Work required
Counting task for the entries below: give the number of lines that contain the word "heading", with no other text.

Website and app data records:
---
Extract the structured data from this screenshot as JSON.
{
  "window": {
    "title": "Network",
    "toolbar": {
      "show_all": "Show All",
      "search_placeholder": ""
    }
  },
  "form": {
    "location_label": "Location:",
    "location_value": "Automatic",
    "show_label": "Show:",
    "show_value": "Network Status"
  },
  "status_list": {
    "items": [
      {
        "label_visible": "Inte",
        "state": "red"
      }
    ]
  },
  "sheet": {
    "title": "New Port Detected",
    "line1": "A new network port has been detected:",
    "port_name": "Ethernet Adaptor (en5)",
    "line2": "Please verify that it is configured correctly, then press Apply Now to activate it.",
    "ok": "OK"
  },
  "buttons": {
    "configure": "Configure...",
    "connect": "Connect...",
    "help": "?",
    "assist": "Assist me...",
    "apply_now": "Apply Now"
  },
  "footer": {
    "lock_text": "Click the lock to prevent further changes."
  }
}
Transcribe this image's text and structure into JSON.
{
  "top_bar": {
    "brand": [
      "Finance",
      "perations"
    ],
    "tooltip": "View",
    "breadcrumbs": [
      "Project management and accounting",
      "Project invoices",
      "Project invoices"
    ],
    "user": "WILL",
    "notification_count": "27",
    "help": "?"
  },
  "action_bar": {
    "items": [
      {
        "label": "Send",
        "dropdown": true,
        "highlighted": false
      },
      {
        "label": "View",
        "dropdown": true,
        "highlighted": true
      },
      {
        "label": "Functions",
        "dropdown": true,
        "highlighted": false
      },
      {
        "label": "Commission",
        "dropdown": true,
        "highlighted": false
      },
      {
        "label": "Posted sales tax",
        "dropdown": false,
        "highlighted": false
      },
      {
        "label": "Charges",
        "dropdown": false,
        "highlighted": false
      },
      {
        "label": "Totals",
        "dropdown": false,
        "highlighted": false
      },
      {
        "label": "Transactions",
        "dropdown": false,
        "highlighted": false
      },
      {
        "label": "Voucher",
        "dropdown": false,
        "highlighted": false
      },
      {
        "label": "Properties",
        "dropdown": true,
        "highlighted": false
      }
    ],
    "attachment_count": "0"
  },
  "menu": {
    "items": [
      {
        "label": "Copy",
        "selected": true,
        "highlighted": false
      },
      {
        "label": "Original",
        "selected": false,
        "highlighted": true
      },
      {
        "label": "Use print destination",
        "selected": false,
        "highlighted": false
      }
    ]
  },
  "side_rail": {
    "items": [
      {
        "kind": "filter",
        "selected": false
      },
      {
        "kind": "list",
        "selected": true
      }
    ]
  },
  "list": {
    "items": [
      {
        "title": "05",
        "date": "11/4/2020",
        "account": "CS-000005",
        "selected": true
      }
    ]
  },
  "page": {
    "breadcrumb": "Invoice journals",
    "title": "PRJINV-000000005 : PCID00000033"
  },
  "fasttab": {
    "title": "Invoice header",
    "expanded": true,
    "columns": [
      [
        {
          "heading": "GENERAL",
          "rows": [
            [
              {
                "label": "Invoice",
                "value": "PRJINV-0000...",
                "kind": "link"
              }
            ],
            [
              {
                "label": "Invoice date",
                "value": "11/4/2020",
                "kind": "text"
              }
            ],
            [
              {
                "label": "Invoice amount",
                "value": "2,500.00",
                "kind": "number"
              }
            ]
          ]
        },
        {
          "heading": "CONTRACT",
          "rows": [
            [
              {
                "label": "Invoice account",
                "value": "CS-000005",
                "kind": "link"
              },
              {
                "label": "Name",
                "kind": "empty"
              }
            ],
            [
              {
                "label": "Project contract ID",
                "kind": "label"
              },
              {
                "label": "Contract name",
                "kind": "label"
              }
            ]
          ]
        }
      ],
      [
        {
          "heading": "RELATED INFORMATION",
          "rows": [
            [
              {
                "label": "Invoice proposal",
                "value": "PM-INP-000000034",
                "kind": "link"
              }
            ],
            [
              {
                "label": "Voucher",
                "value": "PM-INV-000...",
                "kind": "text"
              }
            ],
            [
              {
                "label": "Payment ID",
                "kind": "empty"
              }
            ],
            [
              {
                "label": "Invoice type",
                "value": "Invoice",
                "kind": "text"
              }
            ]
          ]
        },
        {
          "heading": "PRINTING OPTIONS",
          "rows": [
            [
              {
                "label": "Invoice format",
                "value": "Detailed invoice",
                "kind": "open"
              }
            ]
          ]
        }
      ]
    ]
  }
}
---
Output
4